17 Health Care Today Financial pressures
Early discharges Fewer hospital admissions Diminished nurse-to-patient contact Less time to assess patients and identify accurate diagnoses Less time to work with patients/families Patient/family education suffers Less time to support them in regaining health

18 Clinical Decision Making
Health care professionals face complex decisions daily regarding patient care— and must do so with decreased resources (less staff, less time, less money for equipment and supplies) What is the area of concern that nurses can treat/prevent/monitor? (Diagnosis) What is an appropriate goal for this patient? (Outcome) What treatment is most effective? (Intervention)

19 Quality Nursing Care Accurate Assessment and Diagnosis
Defining characteristics Related factors Risk factors Identify Attainable Patient Outcomes Efficiency Utilize Proven Interventions Effective Least resource-intensive

20 Standardized Nursing Language
Critical for improving patient care Lack of standardization leads to: Inability to identify assessment criteria that are key to diagnostic accuracy Inability to determine effective interventions that lead to positive outcomes Inferior patient care

21 Standardized Nursing Language
Provides evidence-based terminology Describes practice Drives research Documents the impact of nursing care on health care quality

22 Implementation Educate staff and other disciplines
Case review to improve diagnostic ability Reflect diagnostic ability and usage in staff evaluations Keep it practical – address diagnoses that can actually be treated in your setting Refer to nurses in other settings for other diagnoses, as needed Home health care Hospice School Nursing

23 Implementation Teach managers / administrators how to track data to demonstrate what nurses do and how they impact patient outcomes Routinely share data with staff nurses and other disciplines that demonstrates impact of nursing care on clinical outcomes, through the use of standardized nursing language

24 Implementation Identify gaps in the NANDA-I taxonomy
Revise / develop diagnoses that are needed in your practice Submit them to NANDA-I electronically for acceptance (

25 Standardized Nursing Language and Evidence-Based Practice
Provide nurses with researched concepts (diagnoses), outcomes for which nurses are accountable and interventions that have been proven to be effective Why would we use anything else?

26 What do we need?
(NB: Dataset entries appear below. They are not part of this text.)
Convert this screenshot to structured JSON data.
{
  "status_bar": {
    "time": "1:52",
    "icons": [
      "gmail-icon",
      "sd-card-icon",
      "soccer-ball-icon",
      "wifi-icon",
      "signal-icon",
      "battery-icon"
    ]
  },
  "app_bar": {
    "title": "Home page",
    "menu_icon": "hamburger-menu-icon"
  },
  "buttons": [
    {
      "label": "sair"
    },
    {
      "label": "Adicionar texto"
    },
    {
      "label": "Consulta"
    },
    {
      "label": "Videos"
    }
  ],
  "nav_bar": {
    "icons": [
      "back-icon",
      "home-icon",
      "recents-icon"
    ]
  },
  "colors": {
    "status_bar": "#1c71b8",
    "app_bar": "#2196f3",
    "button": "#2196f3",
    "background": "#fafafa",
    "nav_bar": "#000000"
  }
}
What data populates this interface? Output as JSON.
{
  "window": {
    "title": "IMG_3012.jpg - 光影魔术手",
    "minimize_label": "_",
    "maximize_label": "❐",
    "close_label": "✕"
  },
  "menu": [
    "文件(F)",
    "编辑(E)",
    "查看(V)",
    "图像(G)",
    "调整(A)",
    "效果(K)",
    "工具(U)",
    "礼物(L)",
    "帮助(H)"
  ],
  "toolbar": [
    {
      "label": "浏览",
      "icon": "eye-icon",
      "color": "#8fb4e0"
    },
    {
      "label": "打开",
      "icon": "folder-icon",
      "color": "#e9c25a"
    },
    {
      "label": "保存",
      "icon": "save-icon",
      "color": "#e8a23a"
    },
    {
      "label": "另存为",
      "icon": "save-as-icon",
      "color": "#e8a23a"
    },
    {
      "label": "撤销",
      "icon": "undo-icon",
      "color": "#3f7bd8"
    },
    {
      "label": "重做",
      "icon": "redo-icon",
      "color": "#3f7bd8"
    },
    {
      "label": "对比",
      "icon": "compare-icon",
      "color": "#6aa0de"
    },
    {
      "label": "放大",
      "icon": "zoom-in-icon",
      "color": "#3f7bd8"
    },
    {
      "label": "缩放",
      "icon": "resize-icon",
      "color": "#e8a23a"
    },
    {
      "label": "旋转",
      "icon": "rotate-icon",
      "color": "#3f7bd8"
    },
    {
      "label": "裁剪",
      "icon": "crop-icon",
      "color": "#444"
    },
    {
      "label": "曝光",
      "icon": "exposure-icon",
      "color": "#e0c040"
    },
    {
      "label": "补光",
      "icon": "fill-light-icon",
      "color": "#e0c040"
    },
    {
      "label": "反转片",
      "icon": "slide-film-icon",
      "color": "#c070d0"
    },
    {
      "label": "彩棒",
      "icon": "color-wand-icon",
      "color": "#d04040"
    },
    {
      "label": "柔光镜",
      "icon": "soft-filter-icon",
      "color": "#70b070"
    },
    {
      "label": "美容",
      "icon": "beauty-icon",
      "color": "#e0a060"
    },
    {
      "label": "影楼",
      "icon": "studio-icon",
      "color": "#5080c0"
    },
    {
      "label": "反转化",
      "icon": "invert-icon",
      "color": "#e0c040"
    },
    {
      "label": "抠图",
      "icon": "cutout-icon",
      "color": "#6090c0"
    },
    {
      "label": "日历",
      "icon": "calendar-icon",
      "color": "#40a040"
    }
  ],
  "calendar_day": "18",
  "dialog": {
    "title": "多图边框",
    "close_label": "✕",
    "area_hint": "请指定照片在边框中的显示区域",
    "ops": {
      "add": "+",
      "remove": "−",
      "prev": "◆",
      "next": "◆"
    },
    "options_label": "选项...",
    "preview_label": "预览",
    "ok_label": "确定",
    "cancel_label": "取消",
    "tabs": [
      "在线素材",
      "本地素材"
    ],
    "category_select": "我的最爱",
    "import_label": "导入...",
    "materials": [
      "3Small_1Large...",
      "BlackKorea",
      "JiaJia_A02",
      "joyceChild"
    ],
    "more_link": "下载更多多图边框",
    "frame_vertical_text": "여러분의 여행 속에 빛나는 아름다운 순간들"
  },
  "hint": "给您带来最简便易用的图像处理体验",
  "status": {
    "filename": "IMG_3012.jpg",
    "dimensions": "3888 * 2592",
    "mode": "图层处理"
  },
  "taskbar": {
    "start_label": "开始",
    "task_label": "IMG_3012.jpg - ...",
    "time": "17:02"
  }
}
Emphasis on development, testing and validation of new diagnostic concepts Revision of current diagnoses that lack sufficient evidence-based defining characteristics, risk factors or related factors

27 The Future of Nursing Diagnoses
NANDA-International’s aim is to link with organizations across the world that have as their purpose nursing language development Increase diagnosis submission Increase clinical testing of diagnoses Ensure cultural sensitivity of diagnoses

Download ppt "Nursing Diagnosis in Health Care Organizations: Factors that facilitate – and complicate - implementation."

Similar presentations

Ads by Google